Reps. Aaron Schock and Adam Kinzinger, who are not only Illinois’s two youngest members of Congress, but two of the youngest members in the entire House, have collaborated on a POLITICO Op-ed warning of the national debt’s dangers to the Millennial generation.
Millenials are 30 and under, which doesn’t quite include Schock, 31, or Kinzinger, 35. But they’re as close as you’ll find among the political class. Their co-authors are Rep. Jaime Herrera Buetler, R-Wash., who is 34, and Rep. Cathy McMorris Rodgers, R-Wash., 43.
The debt has increased by $6 trillion under this president — and it is now larger than the entire U.S. economy. When these millennials reach retirement age, the public debt will be 247 percent of gross domestic product, according to the Congressional Budget Office. This trajectory is unacceptable and unsustainable. But it is also the most avoidable crisis in history — if Washington starts getting serious about spending.

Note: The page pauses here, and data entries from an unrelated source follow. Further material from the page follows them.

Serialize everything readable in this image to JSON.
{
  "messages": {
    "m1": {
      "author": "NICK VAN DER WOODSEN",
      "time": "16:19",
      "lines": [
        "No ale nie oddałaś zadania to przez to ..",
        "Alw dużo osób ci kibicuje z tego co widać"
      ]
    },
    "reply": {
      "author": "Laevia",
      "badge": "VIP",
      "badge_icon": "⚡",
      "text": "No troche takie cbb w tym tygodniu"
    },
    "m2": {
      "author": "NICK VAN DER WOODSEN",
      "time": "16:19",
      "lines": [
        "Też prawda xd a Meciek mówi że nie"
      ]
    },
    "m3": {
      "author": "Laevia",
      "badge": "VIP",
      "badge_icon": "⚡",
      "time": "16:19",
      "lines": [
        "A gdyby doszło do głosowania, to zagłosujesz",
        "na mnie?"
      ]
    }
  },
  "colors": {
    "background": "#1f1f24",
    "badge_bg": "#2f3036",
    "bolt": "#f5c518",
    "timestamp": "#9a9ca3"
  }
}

Right now, each young person’s share of the national debt is $52,000 — and it will grow to nearly $70,000 per child by 2016. That is enough to put a down payment on a house, pay for a college education or start a new business. It’s not a Republican issue or a Democratic issue; it’s a math issue. Washington is spending money it doesn’t have —$3 for every $2 we take in — and we’re giving the next generation a diminished future because of it. For our millennial generation, the national debt threatens their ability to go to college, find a job and start a family. They deserve smarter spending cuts, pro-growth tax reform and an economy in which they are afforded opportunities, not deprived of them.
In 2008, 66 percent of voters under age 30 went for President Obama. In 2012, it was 60 percent. Since partisan preferences are usually formed during youth, Republicans are in danger of losing the Millennials forever. Young voters are turned off by the Republicans’ opposition to abortion rights and same-sex marriage. As the least white generation in American history, Millenials don’t recognize themselves in the Republican Party, which has remained monolithically white, even as the nation becomes more diverse.
As Schock and Kinzinger demonstrate, the Republicans have more exciting young politicians than the Democrats. Now, they are desperate to find an issue which will help the party connect with young Americans.